“I respect have have total faith in our commissioners as to when fiscally a new voting system would be approved for the Board of Elections,” said elections Director Diane Noonan. “The commissioners have always supported us.”
The Butler County Board of Elections last month brought in five vendors to test six types of machines that could be the successor of the current system, Deibold TSX, which was purchased in 2005 (two years before the iPhone was debuted) but were manufactured in 2000.
In the past five elections held in Butler County — three general elections, one primary and one special election — there were 118 double votes, according to records provided by the Butler County Board of Elections. Those occurred when problems occurred, such as a machine freezing, and a poll worker re-issued a new ballot and had those voters vote again. Nearly 90 of those double votes occurred in the March 2016 primary and the November 2016 general elections.
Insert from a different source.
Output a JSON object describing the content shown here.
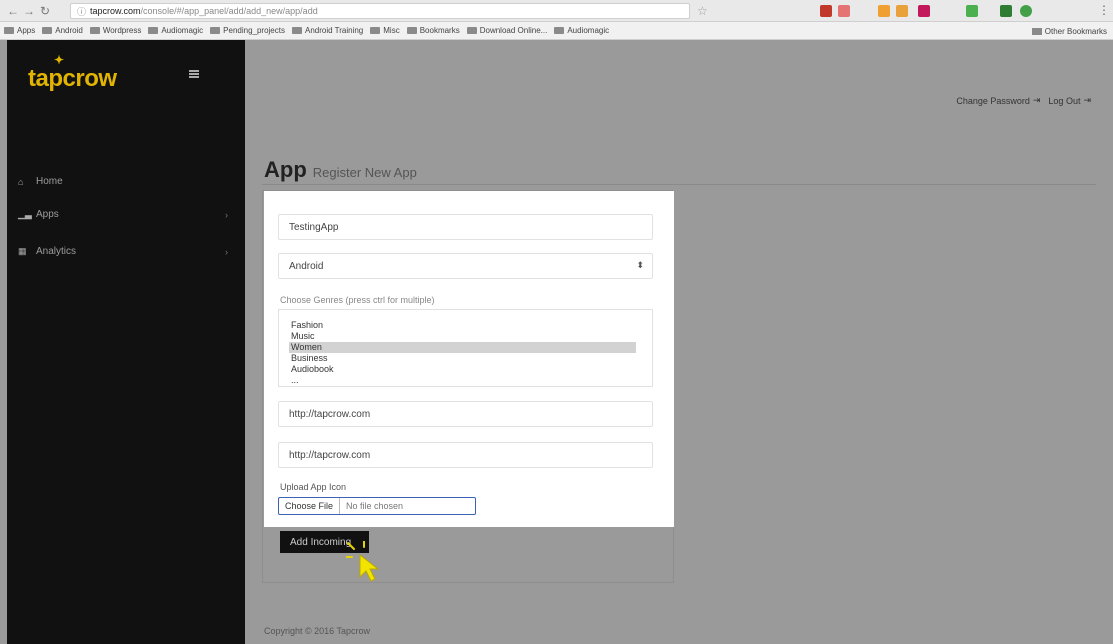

The Butler County Board of Elections has around 1,600 machines but there are 149 unusable voting machines, and on average 50 voting machines need repaired after each election, according to the elections office.
Jay Klein, Butler County Board of Elections database administrator, wrote to the two elections office directors that his confidence level with the current system “is decreasing” and says the county has upgraded operating systems “at least three times since these machines were made.”
But Young said more data, including anecdotal data, is needed, including failure rates. He also said the vendor of the voting machines “has assured us they have no plans to not support the system.”
Husted said replacing voting equipment “remains a priority,” according to Sam Ross, spokesman for Husted’s office.
“Our office has engaged legislators — who in the most recent budget process showed their interest in pursuing a workable solution — and stakeholders, such as the County Commissioners Association of Ohio and the Ohio Association of Election Officials, to determine a path forward,” he said.